And the Magi, well, they just keep following the star all the way to Bethlehem where the star stops. And they do exactly what they set out to do. They see the child with his mother, and they bow down and they worship him and give him presents befitting a king; gold and frankincense and myrrh.
But this is the baby of a carpenter and his young wife, this baby is sleeping in a manger, surrounded by animals, this baby was visited by shepherds.
Then there are the dreams, the Magi have dreams or maybe just one of them has a dream but they decide to take another route home and forego visiting Herod again. And Joseph also has a dream warning him, so off Mary and Joseph and Jesus go to Egypt for awhile or at least until Herod dies a few years later.

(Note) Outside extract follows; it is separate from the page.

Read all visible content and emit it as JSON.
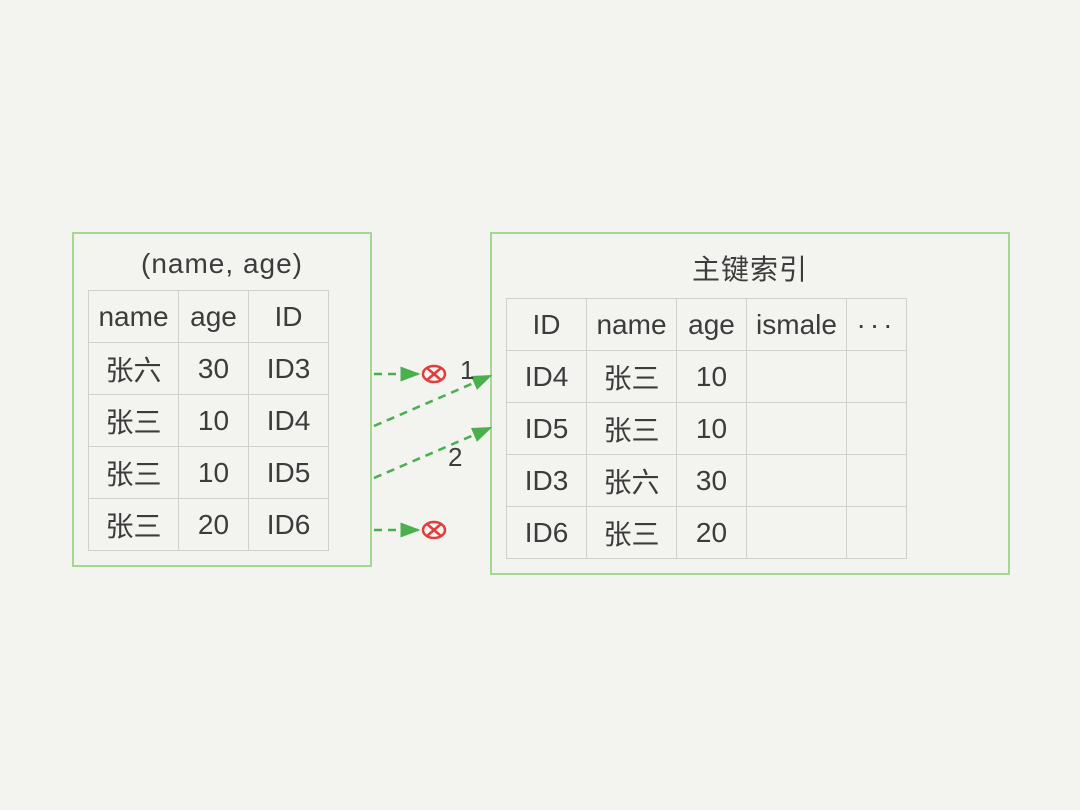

We have a star that lights the way for the Magi to follow, which reminds me of the pillar of fire that guided Moses and the people out of Egypt into the promised land.
We have the Magi: non-believers, gentile, pagans, uncircumcised who come and worship this “king of the Jews” baby while the believers – the circumcised, the Jews – the leaders of their community are worried and upset by this birth of this prophesized “king of the Jews” baby.
I think God is at work in this story, paving the way for the opening verses in the Gospel of John
1 In the beginning was the Word; the Word was with God,
and the Word was God.
2 From the very beginning the Word was with God.
3 Through him all things came into being;
and without him not one thing came into being.
4 What has come into being in him was life,
and the life was the light of all people.
5 The light shines in the darkness,
and the darkness has never put it out.
What darkness you might ask: well, when Jesus was born there was Rome and Herod, the Roman appointment who was rather ruthless and in accordance with good relations with Rome taxed the population of Judea to send back to Rome and to finance his own military and building plans.
He, also, upset Pharisees and some of the priests and judges, as well as, the general population with what they considered to be a diminishment and desecration of their religious practices and temple. The judges weren’t always caring people looking out for the widows and the poor and the troubled and the children and those who have been cheated out of land and home and animals. The high priests and temple were just another avenue of taxation.
There was a lot of darkness for the people of Judea, they cried out to Yahweh for a Messiah to arise and save them.
And a baby is born, a baby who is worshipped by shepherds and gentiles. Oh and angels!
God is at work.
The King of the Jews isn’t born in a palace in Jerusalem.
The King of the Jews isn’t welcomed into the world surrounded by the leaders of society, the Sadducees and Sanhedrin are absent, the Pharisees have stayed away, Herod plots the murder of all infants under the age of two in Bethlehem and Jesus and his family have to flee to Egypt.
It is a very dark time for all the families who have male children under two years of age. We, too, live in dark times, different dark times but dark times nevertheless.
And Jesus grows up to announce to the world; to announce to us:
“I am the light of the world. Whoever follows me will never walk in darkness, but will have the light of life.” (John 8:12)
To people who live in dark times the Jews in Jesus’ time, to Christians who live in dark times – that’s us, Jesus’ confidence echoes that of the Magi, who set off to follow a star because they knew it was important, they trusted that what they were doing was important. Those Magi were wise.
Maybe they didn’t have the right words for what they were doing, maybe they didn’t have the right god in their belief system but Yahweh knew them. God guided them to Bethlehem as surely as he guided the Israelites out of Egypt. God was in their hearts and their minds as they travelled, in their hearts and minds as they dreamed and in their hearts and minds as they travelled home by another way.
The God who guided them, guides us.
The baby they worshipped, we worship.
And the light they followed, well, that light is the light of the world and whoever follows it will never walk in darkness, but will have the light of life.
May it be so. Amen